Congratulations Edgar Martinez.

Dr. Doom

Edgar probably won’t make the actual Hall until some incarnation of the VC gets to him, and maybe not even then. The fact that he is among the top 115 players in our collective eyes is a testament to his excellence. Congrats, Gar!


Although I am a steady supporter of Lofton, I never seriously thought that a Redemption winner would ever gain election to the CoG.


The question is, how did we allow Martinez to drop of the ballot in the first place? And the blame lies squarely with two people: Larry Walker and… John Autin!

Martinez (along with Lofton and Steib) received 8 votes on the 1957 ballot, a level of support sufficient for survival in every subsequent voting round. But it was the round where Larry Walker was elected, so minds were distracted, and Gar was safe until a buzzer beating Trammaker vote by our resident Game Notes scribe.


That was also, I believe, the only round ever where you wouldn’t be past the 10% line with 8 votes (ie. the highest vote total ever at 81).


There were a couple at the start of the process (1964 (88), 1961 (89)) but none since the Walker ballot.

Chris C

Finally! I can now open up one of my three voting spots.


Koufax will continue to steal eligibility rounds from other candidates until a few anti-koufax voters stop blocking his inevitable induction.

Artie Z
Part of the reason I voted for Koufax was to get him in and free up a bunch of votes. Alas, that did not work. Another part is that the alternatives don’t really stand out in any way to me. In response to b-com’s comments about Koufax’s vote totals, I think that has had some impact on Koufax’s consistent vote totals – there isn’t anyone who really jumps out, and there really isn’t much danger of anyone falling off the ballot. The redemption ballot this round is more interesting to me than the actual ballot, as I’m having a hard… Read more »
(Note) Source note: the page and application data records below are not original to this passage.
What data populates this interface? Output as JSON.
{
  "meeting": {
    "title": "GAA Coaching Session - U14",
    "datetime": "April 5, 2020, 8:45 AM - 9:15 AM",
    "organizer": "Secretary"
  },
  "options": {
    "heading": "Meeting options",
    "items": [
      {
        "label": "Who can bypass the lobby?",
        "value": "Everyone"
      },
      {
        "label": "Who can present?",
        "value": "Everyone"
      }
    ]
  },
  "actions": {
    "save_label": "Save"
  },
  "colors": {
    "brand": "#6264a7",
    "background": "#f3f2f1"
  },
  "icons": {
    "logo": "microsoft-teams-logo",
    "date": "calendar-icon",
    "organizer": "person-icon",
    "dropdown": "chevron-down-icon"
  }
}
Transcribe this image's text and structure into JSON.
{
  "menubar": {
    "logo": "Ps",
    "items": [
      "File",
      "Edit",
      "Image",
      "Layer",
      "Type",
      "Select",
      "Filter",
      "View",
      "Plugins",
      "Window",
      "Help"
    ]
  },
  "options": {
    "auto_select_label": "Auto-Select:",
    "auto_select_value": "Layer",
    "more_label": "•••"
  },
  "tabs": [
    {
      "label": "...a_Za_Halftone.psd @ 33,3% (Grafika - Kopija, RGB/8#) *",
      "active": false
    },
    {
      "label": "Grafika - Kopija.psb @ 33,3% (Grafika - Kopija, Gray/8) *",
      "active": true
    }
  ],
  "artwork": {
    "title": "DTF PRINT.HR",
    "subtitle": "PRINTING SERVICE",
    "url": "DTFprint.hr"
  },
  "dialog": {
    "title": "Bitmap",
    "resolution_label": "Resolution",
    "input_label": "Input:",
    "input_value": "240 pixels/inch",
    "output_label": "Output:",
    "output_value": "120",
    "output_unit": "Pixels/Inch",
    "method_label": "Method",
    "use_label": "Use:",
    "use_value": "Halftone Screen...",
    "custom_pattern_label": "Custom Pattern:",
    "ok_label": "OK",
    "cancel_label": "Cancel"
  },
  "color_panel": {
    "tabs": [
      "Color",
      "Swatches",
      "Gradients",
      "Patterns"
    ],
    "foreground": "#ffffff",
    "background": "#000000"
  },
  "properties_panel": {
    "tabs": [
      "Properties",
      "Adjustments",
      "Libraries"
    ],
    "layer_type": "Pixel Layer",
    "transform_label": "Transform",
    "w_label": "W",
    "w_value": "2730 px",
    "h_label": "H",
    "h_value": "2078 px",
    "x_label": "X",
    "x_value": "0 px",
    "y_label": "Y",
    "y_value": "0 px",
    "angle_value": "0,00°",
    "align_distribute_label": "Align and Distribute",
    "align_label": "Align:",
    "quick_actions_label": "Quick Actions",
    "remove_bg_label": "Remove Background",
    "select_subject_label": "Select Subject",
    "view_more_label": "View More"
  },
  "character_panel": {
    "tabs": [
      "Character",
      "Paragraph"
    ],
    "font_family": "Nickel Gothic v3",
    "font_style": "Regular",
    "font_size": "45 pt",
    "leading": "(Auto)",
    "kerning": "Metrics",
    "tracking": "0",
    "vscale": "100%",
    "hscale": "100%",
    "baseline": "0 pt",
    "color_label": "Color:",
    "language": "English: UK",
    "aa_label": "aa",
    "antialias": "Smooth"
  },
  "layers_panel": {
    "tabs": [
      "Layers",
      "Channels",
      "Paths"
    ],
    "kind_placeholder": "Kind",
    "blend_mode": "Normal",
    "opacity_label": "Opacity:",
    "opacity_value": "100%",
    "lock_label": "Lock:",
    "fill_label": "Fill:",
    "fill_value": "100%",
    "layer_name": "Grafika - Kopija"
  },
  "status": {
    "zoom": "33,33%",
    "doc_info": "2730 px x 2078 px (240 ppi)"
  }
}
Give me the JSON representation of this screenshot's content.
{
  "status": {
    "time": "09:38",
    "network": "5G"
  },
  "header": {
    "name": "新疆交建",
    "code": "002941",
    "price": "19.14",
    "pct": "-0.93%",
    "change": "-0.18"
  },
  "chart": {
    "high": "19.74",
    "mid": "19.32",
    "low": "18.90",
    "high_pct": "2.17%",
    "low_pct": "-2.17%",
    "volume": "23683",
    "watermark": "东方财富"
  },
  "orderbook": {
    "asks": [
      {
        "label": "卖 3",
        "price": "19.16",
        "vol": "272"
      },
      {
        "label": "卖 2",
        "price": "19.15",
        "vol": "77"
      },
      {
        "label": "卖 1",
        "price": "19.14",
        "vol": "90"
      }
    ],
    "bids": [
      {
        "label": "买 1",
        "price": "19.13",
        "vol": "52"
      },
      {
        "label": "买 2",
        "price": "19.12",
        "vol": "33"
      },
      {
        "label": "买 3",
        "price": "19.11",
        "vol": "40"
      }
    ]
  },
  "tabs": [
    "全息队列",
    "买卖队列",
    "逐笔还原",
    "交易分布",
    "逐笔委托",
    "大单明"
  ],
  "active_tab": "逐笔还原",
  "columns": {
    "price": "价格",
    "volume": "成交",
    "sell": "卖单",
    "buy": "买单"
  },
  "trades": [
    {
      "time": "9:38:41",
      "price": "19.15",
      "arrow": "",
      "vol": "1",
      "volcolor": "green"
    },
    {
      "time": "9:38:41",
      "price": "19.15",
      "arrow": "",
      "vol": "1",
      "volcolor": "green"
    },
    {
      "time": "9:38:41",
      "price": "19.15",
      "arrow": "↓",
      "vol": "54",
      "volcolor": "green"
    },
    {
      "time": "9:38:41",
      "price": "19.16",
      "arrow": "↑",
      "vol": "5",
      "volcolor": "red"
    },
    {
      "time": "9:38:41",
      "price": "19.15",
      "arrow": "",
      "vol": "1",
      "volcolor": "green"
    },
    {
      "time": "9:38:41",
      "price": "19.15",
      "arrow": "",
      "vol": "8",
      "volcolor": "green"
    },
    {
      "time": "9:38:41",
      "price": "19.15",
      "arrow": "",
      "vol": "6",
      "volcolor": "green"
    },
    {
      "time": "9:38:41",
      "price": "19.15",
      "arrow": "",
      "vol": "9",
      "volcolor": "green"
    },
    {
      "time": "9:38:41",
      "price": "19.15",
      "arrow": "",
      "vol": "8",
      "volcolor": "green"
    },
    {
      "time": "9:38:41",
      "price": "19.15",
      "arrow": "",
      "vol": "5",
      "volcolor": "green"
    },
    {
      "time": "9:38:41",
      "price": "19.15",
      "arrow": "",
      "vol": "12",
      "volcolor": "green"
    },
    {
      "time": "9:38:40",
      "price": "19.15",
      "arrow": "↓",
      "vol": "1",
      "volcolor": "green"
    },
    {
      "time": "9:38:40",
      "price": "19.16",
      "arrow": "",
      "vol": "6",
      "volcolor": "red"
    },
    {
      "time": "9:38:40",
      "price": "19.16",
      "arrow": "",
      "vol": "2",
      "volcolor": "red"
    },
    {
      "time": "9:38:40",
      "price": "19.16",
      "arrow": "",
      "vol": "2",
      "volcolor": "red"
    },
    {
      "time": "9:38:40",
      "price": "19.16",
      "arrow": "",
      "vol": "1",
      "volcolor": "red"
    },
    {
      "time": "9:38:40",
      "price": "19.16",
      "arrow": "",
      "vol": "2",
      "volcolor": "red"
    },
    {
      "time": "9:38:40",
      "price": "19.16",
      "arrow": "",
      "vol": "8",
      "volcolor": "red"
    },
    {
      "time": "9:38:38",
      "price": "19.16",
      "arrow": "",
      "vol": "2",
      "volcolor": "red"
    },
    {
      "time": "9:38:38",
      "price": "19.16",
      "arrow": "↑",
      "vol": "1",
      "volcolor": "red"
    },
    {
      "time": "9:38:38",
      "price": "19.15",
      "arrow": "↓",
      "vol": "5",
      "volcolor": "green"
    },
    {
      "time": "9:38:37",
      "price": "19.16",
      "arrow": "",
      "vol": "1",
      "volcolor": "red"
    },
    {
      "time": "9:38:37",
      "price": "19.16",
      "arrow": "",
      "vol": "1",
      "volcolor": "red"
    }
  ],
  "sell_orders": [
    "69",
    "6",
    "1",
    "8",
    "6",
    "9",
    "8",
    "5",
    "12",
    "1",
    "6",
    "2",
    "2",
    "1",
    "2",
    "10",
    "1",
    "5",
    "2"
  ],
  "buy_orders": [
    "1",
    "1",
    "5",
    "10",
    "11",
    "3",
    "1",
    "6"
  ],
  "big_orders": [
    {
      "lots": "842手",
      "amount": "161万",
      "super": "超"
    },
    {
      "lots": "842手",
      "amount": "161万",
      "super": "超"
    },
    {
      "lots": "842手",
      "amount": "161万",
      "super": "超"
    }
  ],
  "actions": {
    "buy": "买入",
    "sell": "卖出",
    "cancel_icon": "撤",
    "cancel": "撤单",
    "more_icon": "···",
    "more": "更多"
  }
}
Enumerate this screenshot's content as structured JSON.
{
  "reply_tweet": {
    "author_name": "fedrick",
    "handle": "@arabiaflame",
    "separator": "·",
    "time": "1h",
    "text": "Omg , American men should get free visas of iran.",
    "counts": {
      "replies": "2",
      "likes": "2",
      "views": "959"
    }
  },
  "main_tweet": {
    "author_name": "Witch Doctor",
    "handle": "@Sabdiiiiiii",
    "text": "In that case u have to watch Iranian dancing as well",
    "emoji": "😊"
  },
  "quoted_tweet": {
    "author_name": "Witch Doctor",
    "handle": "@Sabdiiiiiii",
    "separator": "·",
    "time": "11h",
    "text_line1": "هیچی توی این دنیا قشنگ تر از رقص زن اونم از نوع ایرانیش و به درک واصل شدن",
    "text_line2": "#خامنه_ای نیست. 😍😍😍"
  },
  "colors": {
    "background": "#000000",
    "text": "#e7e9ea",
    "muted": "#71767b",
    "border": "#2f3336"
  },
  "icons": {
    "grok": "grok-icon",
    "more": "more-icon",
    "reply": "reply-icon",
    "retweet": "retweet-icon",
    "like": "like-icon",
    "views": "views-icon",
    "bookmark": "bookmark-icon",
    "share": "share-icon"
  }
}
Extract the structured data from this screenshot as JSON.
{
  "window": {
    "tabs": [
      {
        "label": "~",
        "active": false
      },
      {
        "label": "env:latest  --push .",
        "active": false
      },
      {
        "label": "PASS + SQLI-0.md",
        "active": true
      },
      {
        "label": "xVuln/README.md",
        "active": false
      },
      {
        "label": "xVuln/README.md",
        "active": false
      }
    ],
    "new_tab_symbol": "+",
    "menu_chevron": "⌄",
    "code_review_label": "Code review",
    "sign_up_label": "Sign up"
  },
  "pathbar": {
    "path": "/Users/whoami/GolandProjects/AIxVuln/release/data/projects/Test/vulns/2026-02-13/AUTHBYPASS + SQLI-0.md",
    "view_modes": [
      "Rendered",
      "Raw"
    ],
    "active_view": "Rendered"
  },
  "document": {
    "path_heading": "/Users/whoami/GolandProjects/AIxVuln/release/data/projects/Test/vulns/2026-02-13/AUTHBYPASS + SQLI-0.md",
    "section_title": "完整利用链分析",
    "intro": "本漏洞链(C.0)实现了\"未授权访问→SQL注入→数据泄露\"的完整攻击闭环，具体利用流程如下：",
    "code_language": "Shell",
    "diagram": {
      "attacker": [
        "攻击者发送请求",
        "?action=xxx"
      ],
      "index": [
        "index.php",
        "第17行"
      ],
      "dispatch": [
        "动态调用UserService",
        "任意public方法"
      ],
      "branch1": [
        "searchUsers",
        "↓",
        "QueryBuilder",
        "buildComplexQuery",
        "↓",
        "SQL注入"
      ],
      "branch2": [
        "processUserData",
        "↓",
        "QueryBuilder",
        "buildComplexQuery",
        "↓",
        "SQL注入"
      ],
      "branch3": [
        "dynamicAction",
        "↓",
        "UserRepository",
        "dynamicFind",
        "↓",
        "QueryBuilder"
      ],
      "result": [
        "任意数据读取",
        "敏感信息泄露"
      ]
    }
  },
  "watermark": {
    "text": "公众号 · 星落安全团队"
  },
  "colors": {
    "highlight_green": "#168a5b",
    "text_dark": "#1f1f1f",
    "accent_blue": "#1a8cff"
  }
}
Edgar Martínez is also the name of the man doing color commentary for Univisión on their covrage of the La Copa Mundial in Brasil.


or perhaps play-by-play